Deputy Director: Academic Support & ICT, Unisa Western Cape
Registered Clinical Psychologist and certified group therapist
Shahieda is the Deputy Director: Academic Support and ICT at UNISA, Western Cape since October 2016. She provides strategic and operational leadership to the three sections of her division – Career counseling, Library Services, and Facilitation of Learning. She is involved in strategic and executive directives, organizational change management and the effective management of student affairs services.
From June 2008 to September 2016 she was the Manager of Student Counselling at the University of the Western Cape (UWC) where she coordinated the psychological and broader developmental needs of the students and supervised and trained Masters level psychology interns.
Shahieda dropped out of her PhD studies while employed as a Research Officer at UCT. But years later, while working full time at UWC, completed her PhD in Psychology, through Unisa.
Her knowledge and experience accumulated in four major areas of specialization:
- Locally relevant models of self
- Indigenized diversity training
- Group-based personal growth and development
- Gender-conscious personal development for men
Are applied to interventions that include all-male groups, team building, deep diversity work, gender specific transformation, small group and organization wide change management, conflict resolution, and the support and development of students/staff in the era of “# FeesMustFall”. from January 2006 to May 2008
Research psychologist by training and a leading thinker on masculinities, Kopano is professor at Unisa. He is the incumbent chair of the board of Sonke Gender Justice and past president of the Psychological Society of South Africa.
Professor in the Institute for Social and Health Sciences at the University of South Africa, Kopano Ratele is co-director of the MRC-UNISA Safety and Peace Promotion Research Unity. Best known for his work on men and masculinity – specifically in relation to violence, race, sexualities, and tradition – he has published a number of books, scholarly essays, research papers, and shorter pieces on a range of psychological, cultural and social topics.
His list of publications included the co-edited book ‘From Boys to Men: Social Constructions of Masculinities in Contemporary Society’; ‘Inter-group Relations: South African Perspectives’; and “There Was This Goat”, co-authored with Nosisi Mpolweni and Antjie Krog. Ratele was head of the South African WHO Collaborating Centre for Research and Training in Intentional Injury and Violence Prevention.
Trevor McArthur obtained a BSW (Social Work) as well as a MPhil (Criminal Justice) from UCT. He is currently finalising a PhD in Sociology from Stellenbosch University. McArthur’s research interests includes: Gender, Health, Education and Interpersonal Violence.

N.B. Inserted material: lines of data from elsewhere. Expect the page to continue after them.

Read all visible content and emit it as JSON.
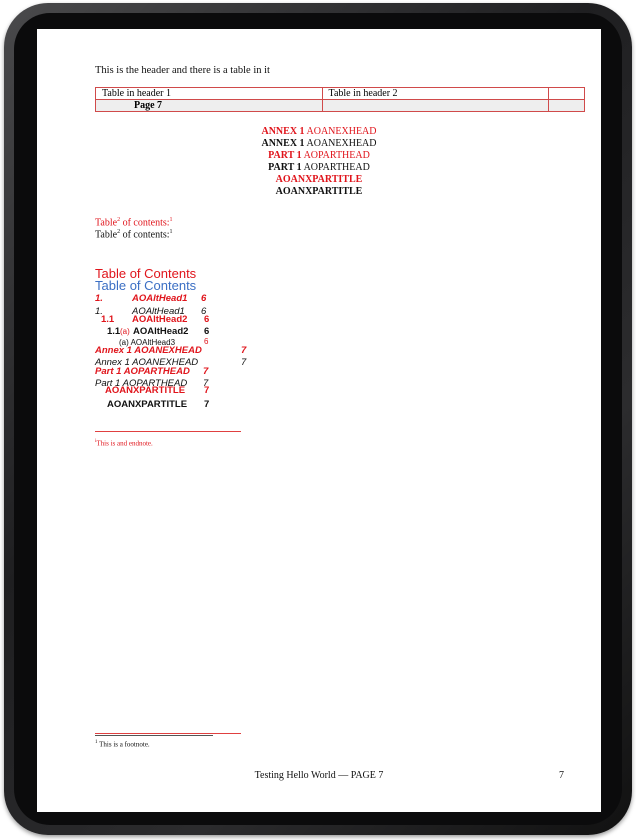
{
  "header": {
    "text": "This is the header and there is a table in it",
    "table_row1": [
      "Table in header 1",
      "Table in header 2",
      ""
    ],
    "table_row2": [
      "Page 7",
      "",
      ""
    ]
  },
  "annex": {
    "line1_bold": "ANNEX 1",
    "line1_rest": "AOANEXHEAD",
    "line2_bold": "ANNEX 1",
    "line2_rest": "AOANEXHEAD",
    "line3_bold": "PART 1",
    "line3_rest": "AOPARTHEAD",
    "line4_bold": "PART 1",
    "line4_rest": "AOPARTHEAD",
    "line5": "AOANXPARTITLE",
    "line6": "AOANXPARTITLE"
  },
  "toc_ref": {
    "red_a": "Table",
    "red_sup1": "2",
    "red_b": " of contents:",
    "red_sup2": "1",
    "blk_a": "Table",
    "blk_sup1": "2",
    "blk_b": " of contents:",
    "blk_sup2": "1"
  },
  "toc": {
    "title_red": "Table of Contents",
    "title_blue": "Table of Contents",
    "entries": [
      {
        "num": "1.",
        "text": "AOAltHead1",
        "page": "6"
      },
      {
        "num": "1.",
        "text": "AOAltHead1",
        "page": "6"
      },
      {
        "num": "1.1",
        "text": "AOAltHead2",
        "page": "6"
      },
      {
        "num": "1.1",
        "text": "AOAltHead2",
        "page": "6"
      },
      {
        "num": "(a)",
        "text": "AOAltHead3",
        "page": "6"
      },
      {
        "num": "(a)",
        "text": "AOAltHead3",
        "page": "6"
      },
      {
        "num": "",
        "text": "Annex 1 AOANEXHEAD",
        "page": "7"
      },
      {
        "num": "",
        "text": "Annex 1 AOANEXHEAD",
        "page": "7"
      },
      {
        "num": "",
        "text": "Part 1 AOPARTHEAD",
        "page": "7"
      },
      {
        "num": "",
        "text": "Part 1 AOPARTHEAD",
        "page": "7"
      },
      {
        "num": "",
        "text": "AOANXPARTITLE",
        "page": "7"
      },
      {
        "num": "",
        "text": "AOANXPARTITLE",
        "page": "7"
      }
    ]
  },
  "endnote": {
    "sup": "i",
    "text": "This is and endnote."
  },
  "footnote": {
    "sup": "1",
    "text": "This is a footnote."
  },
  "footer": {
    "text": "Testing Hello World — PAGE 7",
    "page": "7"
  },
  "colors": {
    "red": "#e0141b",
    "blue": "#3b6fc4",
    "bezel": "#1f1f21"
  }
}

Her interest in Mens’s group facilitation started in 2010 when she joined the Therapeutic Services unit of CSSS at UWC and first learned of this intervention and saw its unique benefits to clients.During her time at UWC she facilitated her own mixed gender groups. She ran her first men’s group at CPUT in 2016.
Reflections on first men’s group
I started the men’s group at my campus after having several conversations with male students who expressed an interest in talking about the experience of being a male today and the particular
challenges they face currently. The group was eagerly supported but was terminated earlier than expected due to time constraints. Feedback from the group noted that all participants expressed an interest in continuing with the group next year. The participants found an instant understanding between themselves and was able to speak easily about their goals in the group. They mentioned that they found the experience of a safe space among men a unique and treasured one.